3a CT scan with highlights means hooking the patient up to a machine, via a cannula, to inject iodine whilst X-rays are used to image a three demential picture of the patients body. The iodine, being a relatively high atomic mass element but reasonably harmless biologically, helps to highlight structures that would not normally be visible with X-rays.

4They wanted to put a camera up my back passage. I've always been somewhat scared of scopes, not helped by some stories people have told me about their unpleasantness. They had assumed the problem was in my lower abdomen due to the precise symptoms I reported.

7 comments:

Bob said...

Really sorry to hear about your diagnosis Dave. Hope the treatment isn't taking too much of a toll on you.

HardknottDave said...

Thanks Bob,

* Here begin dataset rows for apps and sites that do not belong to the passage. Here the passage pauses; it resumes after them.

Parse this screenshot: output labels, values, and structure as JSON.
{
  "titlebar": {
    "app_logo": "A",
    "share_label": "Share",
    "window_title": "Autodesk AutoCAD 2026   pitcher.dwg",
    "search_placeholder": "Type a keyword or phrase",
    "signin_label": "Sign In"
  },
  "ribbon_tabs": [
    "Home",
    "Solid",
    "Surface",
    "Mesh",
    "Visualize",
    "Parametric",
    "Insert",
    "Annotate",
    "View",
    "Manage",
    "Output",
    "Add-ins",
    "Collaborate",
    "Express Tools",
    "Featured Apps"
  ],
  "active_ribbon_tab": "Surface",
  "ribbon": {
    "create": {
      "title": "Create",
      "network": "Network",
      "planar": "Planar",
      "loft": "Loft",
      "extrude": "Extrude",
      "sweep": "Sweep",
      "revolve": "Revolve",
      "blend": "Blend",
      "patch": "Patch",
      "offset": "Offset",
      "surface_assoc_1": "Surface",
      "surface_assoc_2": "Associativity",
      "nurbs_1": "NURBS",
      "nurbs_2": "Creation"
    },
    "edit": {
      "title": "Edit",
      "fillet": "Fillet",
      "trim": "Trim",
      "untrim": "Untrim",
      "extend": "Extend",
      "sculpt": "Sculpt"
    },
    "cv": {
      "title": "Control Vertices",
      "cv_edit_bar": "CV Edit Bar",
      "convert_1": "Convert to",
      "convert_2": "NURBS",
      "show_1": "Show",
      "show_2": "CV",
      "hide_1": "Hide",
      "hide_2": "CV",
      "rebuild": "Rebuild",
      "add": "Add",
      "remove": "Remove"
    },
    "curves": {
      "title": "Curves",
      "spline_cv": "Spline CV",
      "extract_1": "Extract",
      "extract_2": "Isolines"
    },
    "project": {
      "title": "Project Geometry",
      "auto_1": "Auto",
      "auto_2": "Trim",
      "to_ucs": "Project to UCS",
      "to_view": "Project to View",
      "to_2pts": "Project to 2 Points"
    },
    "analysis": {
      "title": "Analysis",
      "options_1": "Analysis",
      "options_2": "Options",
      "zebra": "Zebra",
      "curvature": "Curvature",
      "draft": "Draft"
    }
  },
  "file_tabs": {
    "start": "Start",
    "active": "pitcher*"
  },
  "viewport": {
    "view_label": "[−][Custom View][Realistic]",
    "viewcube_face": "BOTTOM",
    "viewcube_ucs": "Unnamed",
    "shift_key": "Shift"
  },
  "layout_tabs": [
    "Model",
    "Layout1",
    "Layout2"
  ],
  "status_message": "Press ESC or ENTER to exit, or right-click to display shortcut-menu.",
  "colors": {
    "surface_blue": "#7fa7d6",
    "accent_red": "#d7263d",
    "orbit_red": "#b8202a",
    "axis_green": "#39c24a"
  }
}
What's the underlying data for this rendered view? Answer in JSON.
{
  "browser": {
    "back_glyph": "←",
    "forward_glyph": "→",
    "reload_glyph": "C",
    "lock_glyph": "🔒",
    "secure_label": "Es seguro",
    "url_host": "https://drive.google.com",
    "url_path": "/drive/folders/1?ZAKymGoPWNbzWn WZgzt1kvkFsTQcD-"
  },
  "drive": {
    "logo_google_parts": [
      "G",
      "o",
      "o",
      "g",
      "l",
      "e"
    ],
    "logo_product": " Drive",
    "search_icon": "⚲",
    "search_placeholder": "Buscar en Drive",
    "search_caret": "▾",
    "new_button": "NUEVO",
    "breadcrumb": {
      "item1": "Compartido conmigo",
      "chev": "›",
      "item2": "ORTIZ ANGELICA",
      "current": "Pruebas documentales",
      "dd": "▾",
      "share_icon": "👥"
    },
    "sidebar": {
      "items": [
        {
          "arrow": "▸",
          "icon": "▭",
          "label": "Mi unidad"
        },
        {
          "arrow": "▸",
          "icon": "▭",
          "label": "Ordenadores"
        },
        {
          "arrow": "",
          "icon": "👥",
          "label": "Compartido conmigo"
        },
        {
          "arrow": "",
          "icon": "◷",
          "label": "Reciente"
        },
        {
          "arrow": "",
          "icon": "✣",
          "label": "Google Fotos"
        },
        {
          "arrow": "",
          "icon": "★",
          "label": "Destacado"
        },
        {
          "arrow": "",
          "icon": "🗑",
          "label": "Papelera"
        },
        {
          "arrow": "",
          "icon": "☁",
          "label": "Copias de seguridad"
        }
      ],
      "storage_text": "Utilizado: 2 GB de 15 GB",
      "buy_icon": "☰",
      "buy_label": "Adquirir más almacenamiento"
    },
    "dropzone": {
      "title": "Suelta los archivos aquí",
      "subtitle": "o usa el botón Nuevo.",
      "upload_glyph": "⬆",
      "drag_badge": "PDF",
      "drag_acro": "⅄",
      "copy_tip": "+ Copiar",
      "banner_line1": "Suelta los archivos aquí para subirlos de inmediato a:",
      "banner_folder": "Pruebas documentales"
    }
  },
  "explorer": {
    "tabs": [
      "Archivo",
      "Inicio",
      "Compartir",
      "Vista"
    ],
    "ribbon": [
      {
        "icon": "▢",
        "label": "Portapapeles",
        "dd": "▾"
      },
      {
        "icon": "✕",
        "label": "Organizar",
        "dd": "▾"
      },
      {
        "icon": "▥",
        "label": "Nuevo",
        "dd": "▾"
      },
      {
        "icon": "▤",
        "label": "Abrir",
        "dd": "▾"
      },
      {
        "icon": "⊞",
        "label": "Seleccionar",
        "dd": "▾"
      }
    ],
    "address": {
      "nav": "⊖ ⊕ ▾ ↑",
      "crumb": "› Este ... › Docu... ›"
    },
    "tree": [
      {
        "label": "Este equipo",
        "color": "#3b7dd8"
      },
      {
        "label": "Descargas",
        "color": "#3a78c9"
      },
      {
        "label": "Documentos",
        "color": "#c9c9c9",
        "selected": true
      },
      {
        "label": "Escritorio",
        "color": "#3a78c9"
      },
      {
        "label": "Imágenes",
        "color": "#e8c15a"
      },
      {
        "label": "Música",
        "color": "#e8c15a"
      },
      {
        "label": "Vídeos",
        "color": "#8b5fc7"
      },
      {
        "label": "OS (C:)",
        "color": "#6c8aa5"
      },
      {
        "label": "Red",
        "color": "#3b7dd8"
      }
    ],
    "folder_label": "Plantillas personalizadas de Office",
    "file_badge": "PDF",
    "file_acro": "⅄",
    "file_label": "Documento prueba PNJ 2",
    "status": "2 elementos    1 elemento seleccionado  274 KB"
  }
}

It is probably worth issuing a small spoiler. One of my reasons to restart the blog, amongst other things, is to try and explain to people that living with cancer isn't all bad. At least the bad things are very much not the things you expect, not from my perspective anyway.

Unknown said...

Hi Dave Got well into the first half and was going to congratulate you anyway on a really interesting piece ... BC108 transistors I remember well. Then came the shift in gear/subject matter which leaves me wanting to congratulate you on your courage and honesty ... awful news but typical Dave response to demand data, tackle it head on and help others by explaining the whole process.
Really hoping for the best of outcomes ... wish you and your family all the best ... and keep up with the electronics and the writing please!
Rgrds Adrian

Judie F. said...

I will never ever know enough about the electronics and radio side of things (passing interest only as a once upon a time computerish geek), and sadly I know more than I wish about journeys with cancer, and am well aware each is a unique as the person who travels with it. Keep posting about both, I might just learn something useful, and if not I am sure you will have me howling with laughter and tears as always Xx Judie.

Sheffield Hatter said...

Glad they seem to be really on the ball with your cancer. And thanks for the advice about diazepam. Though hope I never need it.

Good luck and best wishes.

Ben Viveur said...

Fucking hell, sometimes there really are no words... I just hope everything goes as well for you and Ann as it possibly can.

Behind Enemy Lines said...

Dave,

Belated commiserations on a tough run of luck. I'm late in saying so, because your blog was foldered in my RSS reader under 'business' where there's been very little attention these last few months. Just wanted to say I've appreciated you sharing your story over the years, and am very hopeful that you make it through during these tough times.

All the best!